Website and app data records
*** Begin section ***

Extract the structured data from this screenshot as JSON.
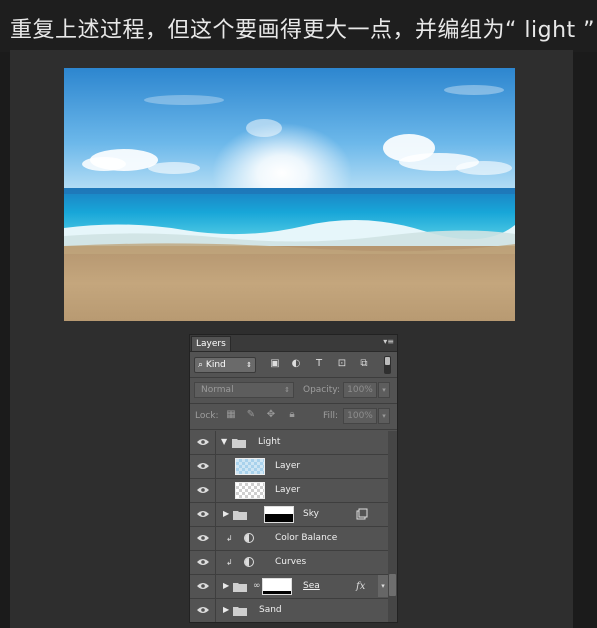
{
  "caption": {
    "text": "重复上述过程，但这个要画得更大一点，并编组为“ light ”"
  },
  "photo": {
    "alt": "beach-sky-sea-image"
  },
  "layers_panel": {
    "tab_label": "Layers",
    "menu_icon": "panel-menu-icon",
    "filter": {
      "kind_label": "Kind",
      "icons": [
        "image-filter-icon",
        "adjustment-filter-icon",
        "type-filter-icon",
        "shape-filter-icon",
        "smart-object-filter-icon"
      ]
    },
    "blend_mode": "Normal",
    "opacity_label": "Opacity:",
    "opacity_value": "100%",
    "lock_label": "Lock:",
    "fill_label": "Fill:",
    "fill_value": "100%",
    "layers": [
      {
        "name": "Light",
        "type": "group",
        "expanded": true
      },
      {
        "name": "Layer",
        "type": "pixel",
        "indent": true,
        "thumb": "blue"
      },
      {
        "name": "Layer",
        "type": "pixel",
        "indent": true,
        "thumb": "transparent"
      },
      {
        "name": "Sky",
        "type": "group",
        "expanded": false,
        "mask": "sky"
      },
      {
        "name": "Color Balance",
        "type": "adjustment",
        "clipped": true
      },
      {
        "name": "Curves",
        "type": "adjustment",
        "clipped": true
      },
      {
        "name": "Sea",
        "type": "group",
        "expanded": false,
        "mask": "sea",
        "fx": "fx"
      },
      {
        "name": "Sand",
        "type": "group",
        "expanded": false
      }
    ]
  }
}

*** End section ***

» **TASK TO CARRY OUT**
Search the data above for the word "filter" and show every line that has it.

» **OUTPUT BELOW**
    "filter": {
        "image-filter-icon",
        "adjustment-filter-icon",
        "type-filter-icon",
        "shape-filter-icon",
        "smart-object-filter-icon"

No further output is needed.